Task details:
Reproduce every record below, character by character.

※ ※ ※

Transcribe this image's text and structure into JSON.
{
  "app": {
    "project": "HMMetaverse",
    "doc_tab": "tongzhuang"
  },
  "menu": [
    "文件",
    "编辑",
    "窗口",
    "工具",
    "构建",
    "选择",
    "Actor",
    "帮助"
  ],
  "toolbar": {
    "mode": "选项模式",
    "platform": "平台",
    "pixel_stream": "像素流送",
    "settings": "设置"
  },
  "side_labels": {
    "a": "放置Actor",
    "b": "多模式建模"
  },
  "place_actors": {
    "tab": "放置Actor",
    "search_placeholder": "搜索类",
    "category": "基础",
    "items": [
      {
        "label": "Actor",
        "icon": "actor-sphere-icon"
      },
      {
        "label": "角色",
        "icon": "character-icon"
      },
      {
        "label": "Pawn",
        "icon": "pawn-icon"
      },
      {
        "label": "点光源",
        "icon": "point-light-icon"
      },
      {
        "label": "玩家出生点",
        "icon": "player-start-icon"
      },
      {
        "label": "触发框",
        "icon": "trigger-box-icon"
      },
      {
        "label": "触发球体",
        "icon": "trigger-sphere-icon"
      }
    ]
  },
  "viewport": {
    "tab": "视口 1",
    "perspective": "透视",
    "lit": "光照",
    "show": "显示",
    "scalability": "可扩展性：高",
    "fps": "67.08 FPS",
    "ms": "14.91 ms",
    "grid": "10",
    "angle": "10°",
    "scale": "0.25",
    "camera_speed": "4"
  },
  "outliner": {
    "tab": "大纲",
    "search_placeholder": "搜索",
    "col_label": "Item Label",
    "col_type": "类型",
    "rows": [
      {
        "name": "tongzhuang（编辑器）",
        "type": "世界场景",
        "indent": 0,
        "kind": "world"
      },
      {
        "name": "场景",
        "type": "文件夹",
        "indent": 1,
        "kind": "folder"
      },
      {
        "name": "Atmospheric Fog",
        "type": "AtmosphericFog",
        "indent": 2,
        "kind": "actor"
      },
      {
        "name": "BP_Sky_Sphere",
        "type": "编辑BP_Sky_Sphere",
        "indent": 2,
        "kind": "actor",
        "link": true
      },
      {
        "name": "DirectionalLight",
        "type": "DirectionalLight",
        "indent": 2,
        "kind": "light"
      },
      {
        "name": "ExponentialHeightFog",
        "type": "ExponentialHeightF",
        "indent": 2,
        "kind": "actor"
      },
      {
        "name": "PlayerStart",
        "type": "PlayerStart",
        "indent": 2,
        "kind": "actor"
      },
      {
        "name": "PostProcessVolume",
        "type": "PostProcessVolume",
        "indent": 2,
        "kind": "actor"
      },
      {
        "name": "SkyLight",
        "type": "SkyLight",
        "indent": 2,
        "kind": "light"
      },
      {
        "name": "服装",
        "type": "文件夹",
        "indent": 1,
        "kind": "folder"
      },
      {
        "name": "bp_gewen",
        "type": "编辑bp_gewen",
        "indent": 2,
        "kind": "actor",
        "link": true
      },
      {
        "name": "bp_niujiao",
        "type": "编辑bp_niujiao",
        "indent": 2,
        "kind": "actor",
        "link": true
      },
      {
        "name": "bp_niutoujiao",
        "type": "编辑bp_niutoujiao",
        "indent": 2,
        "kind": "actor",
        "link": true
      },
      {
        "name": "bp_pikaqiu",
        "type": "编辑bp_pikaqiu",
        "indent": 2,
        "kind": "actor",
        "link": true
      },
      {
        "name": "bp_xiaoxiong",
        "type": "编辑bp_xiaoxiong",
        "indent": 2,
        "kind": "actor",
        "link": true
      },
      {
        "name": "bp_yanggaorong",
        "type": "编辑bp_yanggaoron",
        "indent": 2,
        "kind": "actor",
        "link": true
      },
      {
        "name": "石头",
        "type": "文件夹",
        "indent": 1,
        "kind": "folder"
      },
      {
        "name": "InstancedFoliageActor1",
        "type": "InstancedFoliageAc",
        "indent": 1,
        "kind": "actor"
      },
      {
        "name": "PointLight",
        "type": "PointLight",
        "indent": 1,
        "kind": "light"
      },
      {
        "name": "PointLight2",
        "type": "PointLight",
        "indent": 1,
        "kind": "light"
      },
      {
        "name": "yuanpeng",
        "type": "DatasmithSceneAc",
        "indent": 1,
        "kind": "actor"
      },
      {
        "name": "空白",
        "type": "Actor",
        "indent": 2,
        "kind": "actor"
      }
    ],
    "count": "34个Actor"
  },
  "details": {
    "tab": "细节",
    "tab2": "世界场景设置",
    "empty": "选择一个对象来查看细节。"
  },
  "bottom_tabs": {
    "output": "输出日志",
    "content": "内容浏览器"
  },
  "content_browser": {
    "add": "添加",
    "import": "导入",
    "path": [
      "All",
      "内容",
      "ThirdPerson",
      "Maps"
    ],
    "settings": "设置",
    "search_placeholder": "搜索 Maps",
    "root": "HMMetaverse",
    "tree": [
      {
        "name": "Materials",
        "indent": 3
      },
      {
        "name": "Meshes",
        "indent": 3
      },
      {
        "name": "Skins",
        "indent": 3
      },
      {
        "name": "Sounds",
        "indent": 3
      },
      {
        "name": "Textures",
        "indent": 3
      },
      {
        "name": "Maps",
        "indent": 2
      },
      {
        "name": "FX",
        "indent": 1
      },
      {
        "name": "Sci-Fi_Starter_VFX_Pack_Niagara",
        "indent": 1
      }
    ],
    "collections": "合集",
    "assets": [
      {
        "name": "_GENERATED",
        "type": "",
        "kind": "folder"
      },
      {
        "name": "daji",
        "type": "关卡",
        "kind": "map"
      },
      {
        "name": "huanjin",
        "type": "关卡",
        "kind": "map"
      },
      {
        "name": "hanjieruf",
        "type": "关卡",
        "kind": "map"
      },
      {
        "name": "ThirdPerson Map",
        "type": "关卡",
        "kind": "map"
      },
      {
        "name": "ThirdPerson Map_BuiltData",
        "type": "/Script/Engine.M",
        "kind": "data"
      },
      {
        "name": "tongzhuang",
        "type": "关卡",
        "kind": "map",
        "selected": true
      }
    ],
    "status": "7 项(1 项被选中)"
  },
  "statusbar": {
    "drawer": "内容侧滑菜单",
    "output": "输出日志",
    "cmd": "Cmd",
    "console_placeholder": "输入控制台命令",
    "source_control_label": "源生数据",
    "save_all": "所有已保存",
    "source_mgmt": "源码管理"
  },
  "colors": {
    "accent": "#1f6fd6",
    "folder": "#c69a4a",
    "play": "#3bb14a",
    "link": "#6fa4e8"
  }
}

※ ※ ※

Reply:
Transcribe this image's text and structure into JSON.
{
  "app": {
    "project": "HMMetaverse",
    "doc_tab": "tongzhuang"
  },
  "menu": [
    "文件",
    "编辑",
    "窗口",
    "工具",
    "构建",
    "选择",
    "Actor",
    "帮助"
  ],
  "toolbar": {
    "mode": "选项模式",
    "platform": "平台",
    "pixel_stream": "像素流送",
    "settings": "设置"
  },
  "side_labels": {
    "a": "放置Actor",
    "b": "多模式建模"
  },
  "place_actors": {
    "tab": "放置Actor",
    "search_placeholder": "搜索类",
    "category": "基础",
    "items": [
      {
        "label": "Actor",
        "icon": "actor-sphere-icon"
      },
      {
        "label": "角色",
        "icon": "character-icon"
      },
      {
        "label": "Pawn",
        "icon": "pawn-icon"
      },
      {
        "label": "点光源",
        "icon": "point-light-icon"
      },
      {
        "label": "玩家出生点",
        "icon": "player-start-icon"
      },
      {
        "label": "触发框",
        "icon": "trigger-box-icon"
      },
      {
        "label": "触发球体",
        "icon": "trigger-sphere-icon"
      }
    ]
  },
  "viewport": {
    "tab": "视口 1",
    "perspective": "透视",
    "lit": "光照",
    "show": "显示",
    "scalability": "可扩展性：高",
    "fps": "67.08 FPS",
    "ms": "14.91 ms",
    "grid": "10",
    "angle": "10°",
    "scale": "0.25",
    "camera_speed": "4"
  },
  "outliner": {
    "tab": "大纲",
    "search_placeholder": "搜索",
    "col_label": "Item Label",
    "col_type": "类型",
    "rows": [
      {
        "name": "tongzhuang（编辑器）",
        "type": "世界场景",
        "indent": 0,
        "kind": "world"
      },
      {
        "name": "场景",
        "type": "文件夹",
        "indent": 1,
        "kind": "folder"
      },
      {
        "name": "Atmospheric Fog",
        "type": "AtmosphericFog",
        "indent": 2,
        "kind": "actor"
      },
      {
        "name": "BP_Sky_Sphere",
        "type": "编辑BP_Sky_Sphere",
        "indent": 2,
        "kind": "actor",
        "link": true
      },
      {
        "name": "DirectionalLight",
        "type": "DirectionalLight",
        "indent": 2,
        "kind": "light"
      },
      {
        "name": "ExponentialHeightFog",
        "type": "ExponentialHeightF",
        "indent": 2,
        "kind": "actor"
      },
      {
        "name": "PlayerStart",
        "type": "PlayerStart",
        "indent": 2,
        "kind": "actor"
      },
      {
        "name": "PostProcessVolume",
        "type": "PostProcessVolume",
        "indent": 2,
        "kind": "actor"
      },
      {
        "name": "SkyLight",
        "type": "SkyLight",
        "indent": 2,
        "kind": "light"
      },
      {
        "name": "服装",
        "type": "文件夹",
        "indent": 1,
        "kind": "folder"
      },
      {
        "name": "bp_gewen",
        "type": "编辑bp_gewen",
        "indent": 2,
        "kind": "actor",
        "link": true
      },
      {
        "name": "bp_niujiao",
        "type": "编辑bp_niujiao",
        "indent": 2,
        "kind": "actor",
        "link": true
      },
      {
        "name": "bp_niutoujiao",
        "type": "编辑bp_niutoujiao",
        "indent": 2,
        "kind": "actor",
        "link": true
      },
      {
        "name": "bp_pikaqiu",
        "type": "编辑bp_pikaqiu",
        "indent": 2,
        "kind": "actor",
        "link": true
      },
      {
        "name": "bp_xiaoxiong",
        "type": "编辑bp_xiaoxiong",
        "indent": 2,
        "kind": "actor",
        "link": true
      },
      {
        "name": "bp_yanggaorong",
        "type": "编辑bp_yanggaoron",
        "indent": 2,
        "kind": "actor",
        "link": true
      },
      {
        "name": "石头",
        "type": "文件夹",
        "indent": 1,
        "kind": "folder"
      },
      {
        "name": "InstancedFoliageActor1",
        "type": "InstancedFoliageAc",
        "indent": 1,
        "kind": "actor"
      },
      {
        "name": "PointLight",
        "type": "PointLight",
        "indent": 1,
        "kind": "light"
      },
      {
        "name": "PointLight2",
        "type": "PointLight",
        "indent": 1,
        "kind": "light"
      },
      {
        "name": "yuanpeng",
        "type": "DatasmithSceneAc",
        "indent": 1,
        "kind": "actor"
      },
      {
        "name": "空白",
        "type": "Actor",
        "indent": 2,
        "kind": "actor"
      }
    ],
    "count": "34个Actor"
  },
  "details": {
    "tab": "细节",
    "tab2": "世界场景设置",
    "empty": "选择一个对象来查看细节。"
  },
  "bottom_tabs": {
    "output": "输出日志",
    "content": "内容浏览器"
  },
  "content_browser": {
    "add": "添加",
    "import": "导入",
    "path": [
      "All",
      "内容",
      "ThirdPerson",
      "Maps"
    ],
    "settings": "设置",
    "search_placeholder": "搜索 Maps",
    "root": "HMMetaverse",
    "tree": [
      {
        "name": "Materials",
        "indent": 3
      },
      {
        "name": "Meshes",
        "indent": 3
      },
      {
        "name": "Skins",
        "indent": 3
      },
      {
        "name": "Sounds",
        "indent": 3
      },
      {
        "name": "Textures",
        "indent": 3
      },
      {
        "name": "Maps",
        "indent": 2
      },
      {
        "name": "FX",
        "indent": 1
      },
      {
        "name": "Sci-Fi_Starter_VFX_Pack_Niagara",
        "indent": 1
      }
    ],
    "collections": "合集",
    "assets": [
      {
        "name": "_GENERATED",
        "type": "",
        "kind": "folder"
      },
      {
        "name": "daji",
        "type": "关卡",
        "kind": "map"
      },
      {
        "name": "huanjin",
        "type": "关卡",
        "kind": "map"
      },
      {
        "name": "hanjieruf",
        "type": "关卡",
        "kind": "map"
      },
      {
        "name": "ThirdPerson Map",
        "type": "关卡",
        "kind": "map"
      },
      {
        "name": "ThirdPerson Map_BuiltData",
        "type": "/Script/Engine.M",
        "kind": "data"
      },
      {
        "name": "tongzhuang",
        "type": "关卡",
        "kind": "map",
        "selected": true
      }
    ],
    "status": "7 项(1 项被选中)"
  },
  "statusbar": {
    "drawer": "内容侧滑菜单",
    "output": "输出日志",
    "cmd": "Cmd",
    "console_placeholder": "输入控制台命令",
    "source_control_label": "源生数据",
    "save_all": "所有已保存",
    "source_mgmt": "源码管理"
  },
  "colors": {
    "accent": "#1f6fd6",
    "folder": "#c69a4a",
    "play": "#3bb14a",
    "link": "#6fa4e8"
  }
}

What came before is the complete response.